cover image Anaximander: And the Birth of Science

Anaximander: And the Birth of Science

Carlo Rovelli, trans. from the Italian by Marion Lignana Rosenberg. Riverhead, $18 trade paper (272p) ISBN 978-0-593-54236-1

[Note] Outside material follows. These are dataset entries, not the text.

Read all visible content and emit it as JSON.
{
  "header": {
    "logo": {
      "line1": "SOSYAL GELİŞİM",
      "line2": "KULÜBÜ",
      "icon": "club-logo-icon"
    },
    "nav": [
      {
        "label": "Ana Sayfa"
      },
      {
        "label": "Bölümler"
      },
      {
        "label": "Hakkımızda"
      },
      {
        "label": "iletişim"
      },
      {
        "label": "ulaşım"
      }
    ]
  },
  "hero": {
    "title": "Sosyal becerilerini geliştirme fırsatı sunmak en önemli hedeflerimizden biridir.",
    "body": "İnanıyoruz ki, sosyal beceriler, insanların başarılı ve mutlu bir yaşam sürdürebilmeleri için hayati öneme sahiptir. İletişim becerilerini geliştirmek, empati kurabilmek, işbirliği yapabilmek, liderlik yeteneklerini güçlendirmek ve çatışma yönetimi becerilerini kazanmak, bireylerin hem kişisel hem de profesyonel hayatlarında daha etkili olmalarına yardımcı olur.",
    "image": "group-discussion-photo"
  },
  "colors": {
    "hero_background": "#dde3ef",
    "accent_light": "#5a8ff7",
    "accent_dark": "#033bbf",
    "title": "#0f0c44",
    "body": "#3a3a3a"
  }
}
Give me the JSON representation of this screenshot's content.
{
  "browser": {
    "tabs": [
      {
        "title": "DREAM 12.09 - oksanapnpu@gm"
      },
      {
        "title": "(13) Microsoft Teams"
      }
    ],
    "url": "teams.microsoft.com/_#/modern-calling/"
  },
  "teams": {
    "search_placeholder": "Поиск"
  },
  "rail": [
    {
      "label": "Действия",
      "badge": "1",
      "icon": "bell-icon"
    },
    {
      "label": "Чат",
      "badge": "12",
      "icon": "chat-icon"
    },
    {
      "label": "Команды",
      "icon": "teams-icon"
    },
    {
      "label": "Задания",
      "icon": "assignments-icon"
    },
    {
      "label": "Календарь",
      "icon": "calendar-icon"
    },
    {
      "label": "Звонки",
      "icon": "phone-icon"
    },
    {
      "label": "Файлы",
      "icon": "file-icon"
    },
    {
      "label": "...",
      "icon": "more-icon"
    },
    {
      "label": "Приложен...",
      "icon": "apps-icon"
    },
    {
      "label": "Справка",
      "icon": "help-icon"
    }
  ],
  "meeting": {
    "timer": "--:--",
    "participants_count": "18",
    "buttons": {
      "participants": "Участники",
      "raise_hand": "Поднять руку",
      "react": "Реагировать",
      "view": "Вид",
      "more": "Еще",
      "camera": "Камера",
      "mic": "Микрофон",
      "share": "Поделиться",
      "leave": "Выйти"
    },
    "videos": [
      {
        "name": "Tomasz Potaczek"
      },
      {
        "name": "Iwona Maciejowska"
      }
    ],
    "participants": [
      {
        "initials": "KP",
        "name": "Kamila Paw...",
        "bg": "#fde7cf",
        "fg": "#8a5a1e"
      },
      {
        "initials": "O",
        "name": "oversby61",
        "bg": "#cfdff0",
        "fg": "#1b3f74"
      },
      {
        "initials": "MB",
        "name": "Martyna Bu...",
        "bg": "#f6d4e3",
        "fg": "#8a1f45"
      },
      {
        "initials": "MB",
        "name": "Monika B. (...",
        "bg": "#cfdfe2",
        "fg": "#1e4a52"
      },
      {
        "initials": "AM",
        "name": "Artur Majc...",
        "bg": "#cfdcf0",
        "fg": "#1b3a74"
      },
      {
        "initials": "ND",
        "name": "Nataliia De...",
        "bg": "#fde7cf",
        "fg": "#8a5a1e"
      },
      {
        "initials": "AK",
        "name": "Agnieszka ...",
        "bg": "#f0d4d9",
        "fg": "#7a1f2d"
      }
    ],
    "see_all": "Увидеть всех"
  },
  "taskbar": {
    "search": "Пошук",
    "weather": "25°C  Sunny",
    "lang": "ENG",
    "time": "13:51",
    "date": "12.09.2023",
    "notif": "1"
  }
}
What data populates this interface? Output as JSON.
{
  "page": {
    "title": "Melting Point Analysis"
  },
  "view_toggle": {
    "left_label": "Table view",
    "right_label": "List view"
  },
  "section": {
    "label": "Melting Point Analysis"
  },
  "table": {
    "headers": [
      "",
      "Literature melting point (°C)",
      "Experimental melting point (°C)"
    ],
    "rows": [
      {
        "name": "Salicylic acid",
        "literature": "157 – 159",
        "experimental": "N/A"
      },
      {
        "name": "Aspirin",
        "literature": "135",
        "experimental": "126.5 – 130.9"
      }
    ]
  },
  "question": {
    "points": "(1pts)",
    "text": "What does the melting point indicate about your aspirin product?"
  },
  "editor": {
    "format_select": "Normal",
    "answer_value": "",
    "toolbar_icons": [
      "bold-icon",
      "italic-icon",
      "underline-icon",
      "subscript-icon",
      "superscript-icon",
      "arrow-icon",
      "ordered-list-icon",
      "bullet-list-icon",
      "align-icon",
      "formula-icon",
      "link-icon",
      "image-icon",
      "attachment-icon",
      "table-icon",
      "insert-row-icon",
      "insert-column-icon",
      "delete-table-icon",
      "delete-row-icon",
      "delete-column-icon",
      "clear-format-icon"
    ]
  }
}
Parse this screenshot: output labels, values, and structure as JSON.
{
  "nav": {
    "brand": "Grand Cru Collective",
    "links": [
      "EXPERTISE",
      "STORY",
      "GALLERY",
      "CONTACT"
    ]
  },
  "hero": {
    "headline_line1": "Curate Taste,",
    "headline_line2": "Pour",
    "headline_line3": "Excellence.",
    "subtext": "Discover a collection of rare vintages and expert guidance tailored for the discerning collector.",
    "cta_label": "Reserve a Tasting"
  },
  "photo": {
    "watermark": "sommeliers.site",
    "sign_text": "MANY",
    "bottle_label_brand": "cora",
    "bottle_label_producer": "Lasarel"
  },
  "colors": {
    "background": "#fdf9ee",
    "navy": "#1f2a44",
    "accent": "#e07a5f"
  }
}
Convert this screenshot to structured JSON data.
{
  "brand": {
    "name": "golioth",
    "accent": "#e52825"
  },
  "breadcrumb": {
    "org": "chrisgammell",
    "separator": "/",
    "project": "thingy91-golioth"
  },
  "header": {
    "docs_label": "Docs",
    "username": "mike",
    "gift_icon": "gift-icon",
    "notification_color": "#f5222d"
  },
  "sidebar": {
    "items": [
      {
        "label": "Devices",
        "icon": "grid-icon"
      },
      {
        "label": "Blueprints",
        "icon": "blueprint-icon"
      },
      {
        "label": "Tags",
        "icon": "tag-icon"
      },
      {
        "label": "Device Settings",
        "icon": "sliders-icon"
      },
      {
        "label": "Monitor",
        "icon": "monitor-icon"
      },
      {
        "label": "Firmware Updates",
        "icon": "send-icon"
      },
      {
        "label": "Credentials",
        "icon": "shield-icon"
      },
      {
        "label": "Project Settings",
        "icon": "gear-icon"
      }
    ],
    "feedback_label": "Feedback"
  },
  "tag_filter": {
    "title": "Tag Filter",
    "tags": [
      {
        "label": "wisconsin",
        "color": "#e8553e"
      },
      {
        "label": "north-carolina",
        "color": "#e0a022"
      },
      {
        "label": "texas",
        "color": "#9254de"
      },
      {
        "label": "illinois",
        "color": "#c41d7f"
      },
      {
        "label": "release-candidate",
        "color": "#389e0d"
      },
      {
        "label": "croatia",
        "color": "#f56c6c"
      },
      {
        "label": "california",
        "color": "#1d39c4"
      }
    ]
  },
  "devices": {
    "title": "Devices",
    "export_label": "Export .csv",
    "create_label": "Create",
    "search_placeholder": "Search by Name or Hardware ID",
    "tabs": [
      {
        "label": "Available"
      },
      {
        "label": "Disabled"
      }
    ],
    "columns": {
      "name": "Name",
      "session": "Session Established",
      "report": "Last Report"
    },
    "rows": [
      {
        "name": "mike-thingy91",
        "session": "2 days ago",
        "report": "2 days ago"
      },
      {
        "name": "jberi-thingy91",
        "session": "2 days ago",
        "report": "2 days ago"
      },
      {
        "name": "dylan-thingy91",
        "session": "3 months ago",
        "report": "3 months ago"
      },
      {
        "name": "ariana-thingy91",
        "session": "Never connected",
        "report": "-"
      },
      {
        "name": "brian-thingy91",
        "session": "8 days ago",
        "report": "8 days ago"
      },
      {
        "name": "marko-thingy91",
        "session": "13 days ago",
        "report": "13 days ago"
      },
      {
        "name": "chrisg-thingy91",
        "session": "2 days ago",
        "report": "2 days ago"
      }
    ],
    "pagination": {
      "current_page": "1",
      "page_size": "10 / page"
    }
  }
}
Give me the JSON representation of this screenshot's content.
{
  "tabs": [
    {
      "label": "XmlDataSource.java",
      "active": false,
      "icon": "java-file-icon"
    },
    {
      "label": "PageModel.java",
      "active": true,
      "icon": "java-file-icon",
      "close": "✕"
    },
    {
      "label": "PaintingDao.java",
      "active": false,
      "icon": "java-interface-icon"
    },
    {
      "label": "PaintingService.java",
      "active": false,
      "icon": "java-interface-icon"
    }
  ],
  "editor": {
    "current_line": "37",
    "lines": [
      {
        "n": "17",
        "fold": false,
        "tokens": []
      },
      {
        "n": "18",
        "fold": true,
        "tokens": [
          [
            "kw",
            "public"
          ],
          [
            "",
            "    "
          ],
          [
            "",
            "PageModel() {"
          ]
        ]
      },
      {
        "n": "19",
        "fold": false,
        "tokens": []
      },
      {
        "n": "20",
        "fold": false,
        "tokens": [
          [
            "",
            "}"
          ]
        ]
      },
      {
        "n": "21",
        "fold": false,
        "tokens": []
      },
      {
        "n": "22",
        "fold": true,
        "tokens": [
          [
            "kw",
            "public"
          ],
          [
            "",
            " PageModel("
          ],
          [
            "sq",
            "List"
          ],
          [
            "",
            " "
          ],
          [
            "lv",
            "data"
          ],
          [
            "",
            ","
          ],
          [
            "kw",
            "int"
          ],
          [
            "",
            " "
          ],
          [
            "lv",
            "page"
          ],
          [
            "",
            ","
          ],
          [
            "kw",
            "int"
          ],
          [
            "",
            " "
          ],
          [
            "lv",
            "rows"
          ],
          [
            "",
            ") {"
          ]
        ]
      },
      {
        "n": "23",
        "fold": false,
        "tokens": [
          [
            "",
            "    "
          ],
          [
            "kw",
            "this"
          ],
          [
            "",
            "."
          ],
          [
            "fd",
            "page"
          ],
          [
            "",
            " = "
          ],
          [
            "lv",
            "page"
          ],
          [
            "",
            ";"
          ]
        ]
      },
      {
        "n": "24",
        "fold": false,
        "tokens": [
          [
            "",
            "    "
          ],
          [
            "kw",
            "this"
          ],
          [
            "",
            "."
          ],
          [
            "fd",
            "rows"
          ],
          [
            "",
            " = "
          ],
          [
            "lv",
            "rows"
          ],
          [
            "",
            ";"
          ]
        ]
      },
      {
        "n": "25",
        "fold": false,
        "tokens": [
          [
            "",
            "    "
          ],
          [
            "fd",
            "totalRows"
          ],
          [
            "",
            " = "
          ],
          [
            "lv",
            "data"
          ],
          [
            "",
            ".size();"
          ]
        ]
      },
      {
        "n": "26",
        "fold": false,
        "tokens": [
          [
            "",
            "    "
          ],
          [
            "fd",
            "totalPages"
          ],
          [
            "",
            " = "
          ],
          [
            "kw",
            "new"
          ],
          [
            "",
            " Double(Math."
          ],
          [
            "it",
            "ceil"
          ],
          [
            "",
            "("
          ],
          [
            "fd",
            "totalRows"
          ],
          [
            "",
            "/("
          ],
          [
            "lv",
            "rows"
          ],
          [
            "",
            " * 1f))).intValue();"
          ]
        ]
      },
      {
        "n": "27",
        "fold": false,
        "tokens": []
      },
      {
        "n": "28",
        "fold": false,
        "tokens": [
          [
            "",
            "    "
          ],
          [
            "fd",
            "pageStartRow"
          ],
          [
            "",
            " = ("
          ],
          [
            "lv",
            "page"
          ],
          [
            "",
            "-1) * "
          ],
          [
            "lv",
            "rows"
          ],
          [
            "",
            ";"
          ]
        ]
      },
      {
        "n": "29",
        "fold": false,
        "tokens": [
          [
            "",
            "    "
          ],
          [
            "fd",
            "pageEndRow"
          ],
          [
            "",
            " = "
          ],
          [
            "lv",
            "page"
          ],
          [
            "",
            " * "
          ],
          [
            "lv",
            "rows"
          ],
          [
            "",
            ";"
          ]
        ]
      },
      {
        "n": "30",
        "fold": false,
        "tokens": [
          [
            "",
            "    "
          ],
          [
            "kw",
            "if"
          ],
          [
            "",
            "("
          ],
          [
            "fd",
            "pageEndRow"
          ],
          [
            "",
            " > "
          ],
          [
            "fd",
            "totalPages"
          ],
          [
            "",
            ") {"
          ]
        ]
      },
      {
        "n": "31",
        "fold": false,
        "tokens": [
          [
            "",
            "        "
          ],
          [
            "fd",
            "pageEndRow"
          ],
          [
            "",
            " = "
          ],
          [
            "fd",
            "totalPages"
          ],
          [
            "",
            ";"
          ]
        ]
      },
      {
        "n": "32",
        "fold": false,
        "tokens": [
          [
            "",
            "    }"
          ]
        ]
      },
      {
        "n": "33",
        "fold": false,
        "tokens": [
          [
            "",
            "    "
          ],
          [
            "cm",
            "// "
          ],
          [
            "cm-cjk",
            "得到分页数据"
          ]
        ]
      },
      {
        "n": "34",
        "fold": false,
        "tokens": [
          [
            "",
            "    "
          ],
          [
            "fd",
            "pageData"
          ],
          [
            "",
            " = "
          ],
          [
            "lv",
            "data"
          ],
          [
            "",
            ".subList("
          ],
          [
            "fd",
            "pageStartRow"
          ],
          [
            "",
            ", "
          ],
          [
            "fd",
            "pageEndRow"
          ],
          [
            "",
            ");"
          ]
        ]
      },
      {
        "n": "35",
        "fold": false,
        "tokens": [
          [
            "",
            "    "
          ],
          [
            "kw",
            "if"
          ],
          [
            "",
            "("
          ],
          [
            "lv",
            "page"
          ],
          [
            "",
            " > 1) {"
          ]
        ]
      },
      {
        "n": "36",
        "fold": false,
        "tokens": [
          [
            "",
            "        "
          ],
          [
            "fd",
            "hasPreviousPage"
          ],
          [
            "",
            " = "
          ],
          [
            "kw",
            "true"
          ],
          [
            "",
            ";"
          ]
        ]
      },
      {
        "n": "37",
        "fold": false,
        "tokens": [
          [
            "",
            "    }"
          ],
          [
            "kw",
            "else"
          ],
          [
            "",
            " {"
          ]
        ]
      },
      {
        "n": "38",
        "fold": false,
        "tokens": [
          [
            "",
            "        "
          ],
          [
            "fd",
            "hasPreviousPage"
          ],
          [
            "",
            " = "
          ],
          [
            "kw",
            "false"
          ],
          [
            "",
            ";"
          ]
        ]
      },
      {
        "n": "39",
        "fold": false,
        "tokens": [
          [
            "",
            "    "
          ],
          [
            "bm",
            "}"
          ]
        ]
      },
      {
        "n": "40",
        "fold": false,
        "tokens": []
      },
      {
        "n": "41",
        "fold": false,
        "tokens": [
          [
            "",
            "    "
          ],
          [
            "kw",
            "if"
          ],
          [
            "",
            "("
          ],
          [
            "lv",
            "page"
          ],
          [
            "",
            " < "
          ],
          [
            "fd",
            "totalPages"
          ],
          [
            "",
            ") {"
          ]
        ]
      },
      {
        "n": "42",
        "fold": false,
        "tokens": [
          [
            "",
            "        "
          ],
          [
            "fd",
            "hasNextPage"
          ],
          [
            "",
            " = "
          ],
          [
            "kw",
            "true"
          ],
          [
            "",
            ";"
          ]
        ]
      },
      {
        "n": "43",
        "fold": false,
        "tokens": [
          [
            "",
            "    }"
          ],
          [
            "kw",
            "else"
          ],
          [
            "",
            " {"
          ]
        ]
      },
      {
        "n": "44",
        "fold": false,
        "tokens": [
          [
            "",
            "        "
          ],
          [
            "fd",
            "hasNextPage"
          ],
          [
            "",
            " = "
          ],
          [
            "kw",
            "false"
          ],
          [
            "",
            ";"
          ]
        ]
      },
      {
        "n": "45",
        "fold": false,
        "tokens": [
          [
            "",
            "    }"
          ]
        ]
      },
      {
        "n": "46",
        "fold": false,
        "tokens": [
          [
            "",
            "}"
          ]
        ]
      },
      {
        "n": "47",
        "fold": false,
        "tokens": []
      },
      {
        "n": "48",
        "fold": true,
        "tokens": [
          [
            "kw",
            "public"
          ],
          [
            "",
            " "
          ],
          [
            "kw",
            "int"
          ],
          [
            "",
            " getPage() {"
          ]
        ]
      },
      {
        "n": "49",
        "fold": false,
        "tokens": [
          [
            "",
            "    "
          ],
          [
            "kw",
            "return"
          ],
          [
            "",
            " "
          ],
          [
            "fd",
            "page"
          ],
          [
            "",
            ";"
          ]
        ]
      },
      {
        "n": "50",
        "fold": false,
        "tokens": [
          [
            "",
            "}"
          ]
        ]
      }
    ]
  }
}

Theoretical physicist Rovelli (There Are Places in the World Where Rules Are Less Important than Kindness) delivers an insightful survey of the scientific contributions of Greek philosopher Anaximander (610–545 BCE). Anaximander, Rovelli contends, generated the “first great conceptual revolution” in science by proposing naturalistic explanations of the universe that refuted common accounts relying on gods and myths. According to Anaximander, the cosmic order came into existence after “hot and cold separated,” causing a “ball of flame” to amass around the Earth and dry up the water that originally covered the planet. Though some theories will sound outlandish to modern readers (Anaximander thought that celestial bodies moved on giant wheels “filled with fire”), others are impressively forward-thinking, such as Anaximander’s suggestion that Earth is suspended in a void and humans evolved from “fishlike creatures” that adapted to live on land. As Rovelli notes, the only surviving accounts of Anaximander’s writings are secondhand, meaning that definitive evidence about his life and work is hard to come by, but Rovelli makes the most of the available evidence in building his case that the philosopher’s emphasis on natural causes marked a sea change in human thought. This is a masterful overview of a pivotal figure in scientific history. (Feb.)